Need more ideas? Here are our Netflix guides for the best war movies, documentaries, anime, indie flicks, true crime, food shows, rom-coms, LGBT movies, gangster movies, Westerns, film noir, and movies based on true stories streaming right now. There are also sad movies guaranteed to make you cry, weird movies to melt your brain, old movies when you need something classic, and standup specials when you really need to laugh. Or check out Flixable, a search engine for Netflix.

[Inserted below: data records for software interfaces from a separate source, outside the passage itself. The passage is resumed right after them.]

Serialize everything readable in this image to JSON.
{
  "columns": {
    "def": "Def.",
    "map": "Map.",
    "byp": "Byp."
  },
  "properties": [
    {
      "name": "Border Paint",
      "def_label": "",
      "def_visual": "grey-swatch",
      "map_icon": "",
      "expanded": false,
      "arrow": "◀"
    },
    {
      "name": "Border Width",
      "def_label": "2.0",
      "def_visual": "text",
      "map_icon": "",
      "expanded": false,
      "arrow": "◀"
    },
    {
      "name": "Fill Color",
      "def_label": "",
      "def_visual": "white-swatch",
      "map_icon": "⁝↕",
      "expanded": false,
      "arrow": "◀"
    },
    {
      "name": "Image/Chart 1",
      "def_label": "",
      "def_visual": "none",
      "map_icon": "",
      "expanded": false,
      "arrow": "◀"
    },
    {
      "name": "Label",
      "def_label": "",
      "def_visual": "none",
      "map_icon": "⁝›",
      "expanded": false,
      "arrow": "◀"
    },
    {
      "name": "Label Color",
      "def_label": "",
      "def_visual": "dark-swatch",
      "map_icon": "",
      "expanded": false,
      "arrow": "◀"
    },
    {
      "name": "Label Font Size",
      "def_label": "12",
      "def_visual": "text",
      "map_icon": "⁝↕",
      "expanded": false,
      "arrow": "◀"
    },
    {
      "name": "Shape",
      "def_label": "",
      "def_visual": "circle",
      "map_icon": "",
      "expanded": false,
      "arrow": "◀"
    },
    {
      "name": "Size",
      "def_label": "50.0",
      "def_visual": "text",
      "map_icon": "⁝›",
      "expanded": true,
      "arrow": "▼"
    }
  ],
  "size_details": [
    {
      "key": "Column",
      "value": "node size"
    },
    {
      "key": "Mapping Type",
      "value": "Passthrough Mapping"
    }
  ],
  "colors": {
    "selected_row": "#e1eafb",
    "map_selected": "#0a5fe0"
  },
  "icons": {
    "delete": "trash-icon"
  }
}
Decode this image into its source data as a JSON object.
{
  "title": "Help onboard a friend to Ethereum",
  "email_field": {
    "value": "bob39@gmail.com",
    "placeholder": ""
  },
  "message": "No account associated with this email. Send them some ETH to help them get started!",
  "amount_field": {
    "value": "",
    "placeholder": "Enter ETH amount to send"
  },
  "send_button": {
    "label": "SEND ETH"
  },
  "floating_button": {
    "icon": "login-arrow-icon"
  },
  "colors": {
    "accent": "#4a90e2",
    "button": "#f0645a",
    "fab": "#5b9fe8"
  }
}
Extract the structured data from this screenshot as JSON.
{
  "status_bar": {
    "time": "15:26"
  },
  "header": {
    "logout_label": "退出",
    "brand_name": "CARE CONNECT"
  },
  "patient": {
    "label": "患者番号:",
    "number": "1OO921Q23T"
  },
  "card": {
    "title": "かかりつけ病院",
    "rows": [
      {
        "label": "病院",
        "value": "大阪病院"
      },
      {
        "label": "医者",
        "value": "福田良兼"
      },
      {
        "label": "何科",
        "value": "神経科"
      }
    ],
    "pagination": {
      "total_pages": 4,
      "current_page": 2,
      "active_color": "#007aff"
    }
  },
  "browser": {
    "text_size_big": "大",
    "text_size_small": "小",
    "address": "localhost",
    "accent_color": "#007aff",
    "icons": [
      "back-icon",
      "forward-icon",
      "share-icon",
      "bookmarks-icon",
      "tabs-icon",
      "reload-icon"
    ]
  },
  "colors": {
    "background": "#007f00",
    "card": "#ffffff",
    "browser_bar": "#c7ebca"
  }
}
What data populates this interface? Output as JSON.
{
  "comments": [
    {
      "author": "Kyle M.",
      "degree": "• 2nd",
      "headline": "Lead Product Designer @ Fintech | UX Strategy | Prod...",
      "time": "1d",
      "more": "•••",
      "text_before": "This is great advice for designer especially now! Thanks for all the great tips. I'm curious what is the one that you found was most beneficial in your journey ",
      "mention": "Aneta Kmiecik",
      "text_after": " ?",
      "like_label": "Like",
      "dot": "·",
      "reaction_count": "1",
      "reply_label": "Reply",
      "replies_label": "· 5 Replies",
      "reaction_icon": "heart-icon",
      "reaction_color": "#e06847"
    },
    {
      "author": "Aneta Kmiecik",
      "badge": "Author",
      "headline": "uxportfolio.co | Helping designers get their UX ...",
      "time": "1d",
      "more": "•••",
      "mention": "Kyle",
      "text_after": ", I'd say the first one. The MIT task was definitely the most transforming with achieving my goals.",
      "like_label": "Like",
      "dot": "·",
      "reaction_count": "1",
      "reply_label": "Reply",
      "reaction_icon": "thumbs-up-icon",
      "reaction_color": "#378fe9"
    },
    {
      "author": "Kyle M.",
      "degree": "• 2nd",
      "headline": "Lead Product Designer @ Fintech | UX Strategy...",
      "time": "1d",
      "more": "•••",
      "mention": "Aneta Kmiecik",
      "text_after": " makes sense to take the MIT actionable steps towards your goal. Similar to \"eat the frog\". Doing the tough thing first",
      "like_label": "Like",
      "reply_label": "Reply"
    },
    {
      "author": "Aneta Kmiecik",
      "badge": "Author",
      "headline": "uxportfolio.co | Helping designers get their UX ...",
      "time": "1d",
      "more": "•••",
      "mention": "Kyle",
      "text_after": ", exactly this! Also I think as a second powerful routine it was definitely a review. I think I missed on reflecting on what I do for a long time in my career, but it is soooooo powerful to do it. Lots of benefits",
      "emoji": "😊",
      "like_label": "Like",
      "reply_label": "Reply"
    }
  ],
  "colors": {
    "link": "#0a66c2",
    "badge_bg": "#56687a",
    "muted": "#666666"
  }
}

Gavia Baker-Whitelaw is a staff writer at the Daily Dot, covering geek culture and fandom. Specializing in sci-fi movies and superheroes, she also appears as a film and TV critic on BBC radio. Elsewhere, she co-hosts the pop culture podcast Overinvested. Follow her on Twitter: @Hello_Tailor